▶ Exercise goal:
Should any entry seem unclear, still set it down exactly as given, along with all the others.

(Saved data entries)
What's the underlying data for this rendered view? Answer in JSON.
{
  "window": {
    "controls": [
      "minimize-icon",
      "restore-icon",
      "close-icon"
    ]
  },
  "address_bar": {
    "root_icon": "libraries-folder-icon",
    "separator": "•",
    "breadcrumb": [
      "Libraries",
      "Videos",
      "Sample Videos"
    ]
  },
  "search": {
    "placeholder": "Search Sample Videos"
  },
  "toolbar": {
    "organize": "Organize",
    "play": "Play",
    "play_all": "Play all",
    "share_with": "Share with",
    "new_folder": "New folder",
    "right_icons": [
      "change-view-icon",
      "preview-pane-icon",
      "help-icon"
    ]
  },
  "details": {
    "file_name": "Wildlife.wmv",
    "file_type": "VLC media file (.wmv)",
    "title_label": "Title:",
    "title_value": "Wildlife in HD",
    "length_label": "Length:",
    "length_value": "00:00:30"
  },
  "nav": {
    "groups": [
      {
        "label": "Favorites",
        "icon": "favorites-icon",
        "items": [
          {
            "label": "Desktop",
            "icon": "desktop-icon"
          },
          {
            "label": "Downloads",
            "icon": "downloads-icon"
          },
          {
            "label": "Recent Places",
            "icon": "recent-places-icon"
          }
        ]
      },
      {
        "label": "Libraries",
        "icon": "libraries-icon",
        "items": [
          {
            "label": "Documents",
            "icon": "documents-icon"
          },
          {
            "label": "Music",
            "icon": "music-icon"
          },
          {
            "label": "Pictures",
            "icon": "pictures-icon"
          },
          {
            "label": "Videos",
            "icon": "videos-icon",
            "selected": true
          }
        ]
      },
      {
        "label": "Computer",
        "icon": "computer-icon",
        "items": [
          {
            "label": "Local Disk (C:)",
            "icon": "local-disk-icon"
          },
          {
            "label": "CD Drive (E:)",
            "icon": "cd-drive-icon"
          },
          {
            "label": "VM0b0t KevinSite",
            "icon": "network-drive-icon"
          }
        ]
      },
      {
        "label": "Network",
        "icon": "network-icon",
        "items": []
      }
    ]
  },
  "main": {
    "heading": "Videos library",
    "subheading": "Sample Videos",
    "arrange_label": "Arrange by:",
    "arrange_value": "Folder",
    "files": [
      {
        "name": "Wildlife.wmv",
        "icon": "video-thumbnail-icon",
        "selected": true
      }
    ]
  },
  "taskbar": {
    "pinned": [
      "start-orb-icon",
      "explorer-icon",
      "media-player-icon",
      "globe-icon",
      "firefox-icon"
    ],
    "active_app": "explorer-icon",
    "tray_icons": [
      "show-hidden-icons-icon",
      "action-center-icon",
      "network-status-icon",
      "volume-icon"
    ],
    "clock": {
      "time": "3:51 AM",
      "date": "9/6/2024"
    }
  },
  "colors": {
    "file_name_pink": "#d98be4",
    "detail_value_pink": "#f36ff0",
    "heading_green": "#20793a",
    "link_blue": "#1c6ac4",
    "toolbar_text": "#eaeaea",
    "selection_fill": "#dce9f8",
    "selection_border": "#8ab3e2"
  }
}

▶ Answer:
What's the underlying data for this rendered view? Answer in JSON.
{
  "window": {
    "controls": [
      "minimize-icon",
      "restore-icon",
      "close-icon"
    ]
  },
  "address_bar": {
    "root_icon": "libraries-folder-icon",
    "separator": "•",
    "breadcrumb": [
      "Libraries",
      "Videos",
      "Sample Videos"
    ]
  },
  "search": {
    "placeholder": "Search Sample Videos"
  },
  "toolbar": {
    "organize": "Organize",
    "play": "Play",
    "play_all": "Play all",
    "share_with": "Share with",
    "new_folder": "New folder",
    "right_icons": [
      "change-view-icon",
      "preview-pane-icon",
      "help-icon"
    ]
  },
  "details": {
    "file_name": "Wildlife.wmv",
    "file_type": "VLC media file (.wmv)",
    "title_label": "Title:",
    "title_value": "Wildlife in HD",
    "length_label": "Length:",
    "length_value": "00:00:30"
  },
  "nav": {
    "groups": [
      {
        "label": "Favorites",
        "icon": "favorites-icon",
        "items": [
          {
            "label": "Desktop",
            "icon": "desktop-icon"
          },
          {
            "label": "Downloads",
            "icon": "downloads-icon"
          },
          {
            "label": "Recent Places",
            "icon": "recent-places-icon"
          }
        ]
      },
      {
        "label": "Libraries",
        "icon": "libraries-icon",
        "items": [
          {
            "label": "Documents",
            "icon": "documents-icon"
          },
          {
            "label": "Music",
            "icon": "music-icon"
          },
          {
            "label": "Pictures",
            "icon": "pictures-icon"
          },
          {
            "label": "Videos",
            "icon": "videos-icon",
            "selected": true
          }
        ]
      },
      {
        "label": "Computer",
        "icon": "computer-icon",
        "items": [
          {
            "label": "Local Disk (C:)",
            "icon": "local-disk-icon"
          },
          {
            "label": "CD Drive (E:)",
            "icon": "cd-drive-icon"
          },
          {
            "label": "VM0b0t KevinSite",
            "icon": "network-drive-icon"
          }
        ]
      },
      {
        "label": "Network",
        "icon": "network-icon",
        "items": []
      }
    ]
  },
  "main": {
    "heading": "Videos library",
    "subheading": "Sample Videos",
    "arrange_label": "Arrange by:",
    "arrange_value": "Folder",
    "files": [
      {
        "name": "Wildlife.wmv",
        "icon": "video-thumbnail-icon",
        "selected": true
      }
    ]
  },
  "taskbar": {
    "pinned": [
      "start-orb-icon",
      "explorer-icon",
      "media-player-icon",
      "globe-icon",
      "firefox-icon"
    ],
    "active_app": "explorer-icon",
    "tray_icons": [
      "show-hidden-icons-icon",
      "action-center-icon",
      "network-status-icon",
      "volume-icon"
    ],
    "clock": {
      "time": "3:51 AM",
      "date": "9/6/2024"
    }
  },
  "colors": {
    "file_name_pink": "#d98be4",
    "detail_value_pink": "#f36ff0",
    "heading_green": "#20793a",
    "link_blue": "#1c6ac4",
    "toolbar_text": "#eaeaea",
    "selection_fill": "#dce9f8",
    "selection_border": "#8ab3e2"
  }
}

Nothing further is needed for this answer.